- **EXERCISE GOAL**
Return all of the entries below, word for word. Omit each picture.

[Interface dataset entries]

/---

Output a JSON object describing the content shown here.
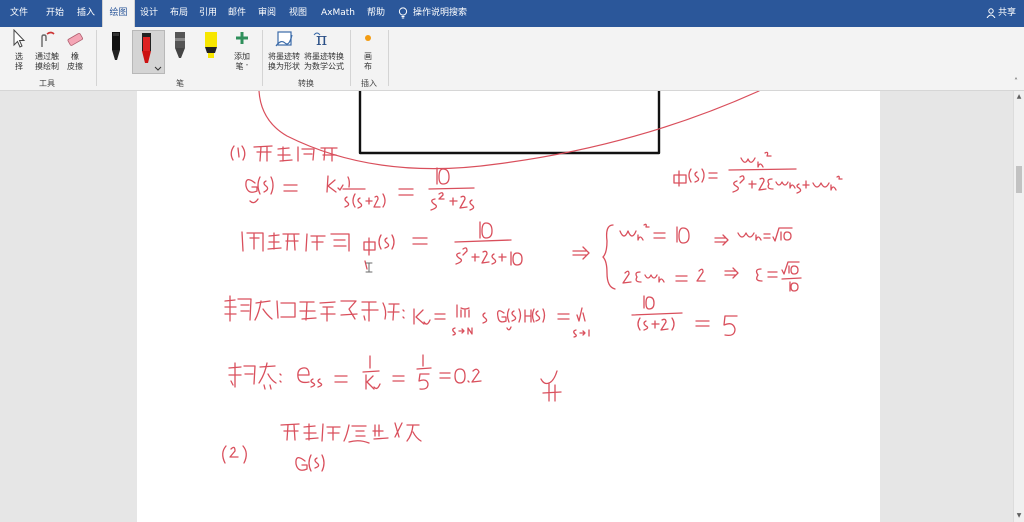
{
  "tabs": [
    {
      "label": "文件"
    },
    {
      "label": "开始"
    },
    {
      "label": "插入"
    },
    {
      "label": "绘图"
    },
    {
      "label": "设计"
    },
    {
      "label": "布局"
    },
    {
      "label": "引用"
    },
    {
      "label": "邮件"
    },
    {
      "label": "审阅"
    },
    {
      "label": "视图"
    },
    {
      "label": "AxMath"
    },
    {
      "label": "帮助"
    }
  ],
  "tell_me": "操作说明搜索",
  "share": "共享",
  "ribbon": {
    "tools": {
      "select_l1": "选",
      "select_l2": "择",
      "draw_touch_l1": "通过触",
      "draw_touch_l2": "摸绘制",
      "eraser_l1": "橡",
      "eraser_l2": "皮擦",
      "group": "工具"
    },
    "pens": {
      "add_pen_l1": "添加",
      "add_pen_l2": "笔",
      "group": "笔"
    },
    "convert": {
      "to_shape_l1": "将墨迹转",
      "to_shape_l2": "换为形状",
      "to_math_l1": "将墨迹转换",
      "to_math_l2": "为数学公式",
      "group": "转换"
    },
    "insert": {
      "canvas_l1": "画",
      "canvas_l2": "布",
      "group": "插入"
    }
  },
  "colors": {
    "tabbar": "#2b579a",
    "ink_red": "#d94f5c",
    "ink_black": "#111111",
    "pen_yellow": "#f7e600"
  },
  "ink_notes": [
    {
      "text": "(1) 开环传函"
    },
    {
      "text": "G(s) = K₀·1/(s(s+2)) = 10/(s²+2s)"
    },
    {
      "text": "Φ(s) = ωn²/(s²+2ξωns+ωn²)"
    },
    {
      "text": "闭环传函 Φ(s) = 10/(s²+2s+10)"
    },
    {
      "text": "ωn² = 10 ⇒ ωn = √10"
    },
    {
      "text": "2ξωn = 2 ⇒ ξ = √10/10"
    },
    {
      "text": "静态误差系数法: Kv = lim s→0 s·G(s)H(s) = lim s→0 10/(s+2) = 5"
    },
    {
      "text": "稳态: ess = 1/Kv = 1/5 = 0.2"
    },
    {
      "text": "(2) 开环传递函数 G(s)"
    }
  ]
}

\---

- **TASK RESULT**
Output a JSON object describing the content shown here.
{
  "tabs": [
    {
      "label": "文件"
    },
    {
      "label": "开始"
    },
    {
      "label": "插入"
    },
    {
      "label": "绘图"
    },
    {
      "label": "设计"
    },
    {
      "label": "布局"
    },
    {
      "label": "引用"
    },
    {
      "label": "邮件"
    },
    {
      "label": "审阅"
    },
    {
      "label": "视图"
    },
    {
      "label": "AxMath"
    },
    {
      "label": "帮助"
    }
  ],
  "tell_me": "操作说明搜索",
  "share": "共享",
  "ribbon": {
    "tools": {
      "select_l1": "选",
      "select_l2": "择",
      "draw_touch_l1": "通过触",
      "draw_touch_l2": "摸绘制",
      "eraser_l1": "橡",
      "eraser_l2": "皮擦",
      "group": "工具"
    },
    "pens": {
      "add_pen_l1": "添加",
      "add_pen_l2": "笔",
      "group": "笔"
    },
    "convert": {
      "to_shape_l1": "将墨迹转",
      "to_shape_l2": "换为形状",
      "to_math_l1": "将墨迹转换",
      "to_math_l2": "为数学公式",
      "group": "转换"
    },
    "insert": {
      "canvas_l1": "画",
      "canvas_l2": "布",
      "group": "插入"
    }
  },
  "colors": {
    "tabbar": "#2b579a",
    "ink_red": "#d94f5c",
    "ink_black": "#111111",
    "pen_yellow": "#f7e600"
  },
  "ink_notes": [
    {
      "text": "(1) 开环传函"
    },
    {
      "text": "G(s) = K₀·1/(s(s+2)) = 10/(s²+2s)"
    },
    {
      "text": "Φ(s) = ωn²/(s²+2ξωns+ωn²)"
    },
    {
      "text": "闭环传函 Φ(s) = 10/(s²+2s+10)"
    },
    {
      "text": "ωn² = 10 ⇒ ωn = √10"
    },
    {
      "text": "2ξωn = 2 ⇒ ξ = √10/10"
    },
    {
      "text": "静态误差系数法: Kv = lim s→0 s·G(s)H(s) = lim s→0 10/(s+2) = 5"
    },
    {
      "text": "稳态: ess = 1/Kv = 1/5 = 0.2"
    },
    {
      "text": "(2) 开环传递函数 G(s)"
    }
  ]
}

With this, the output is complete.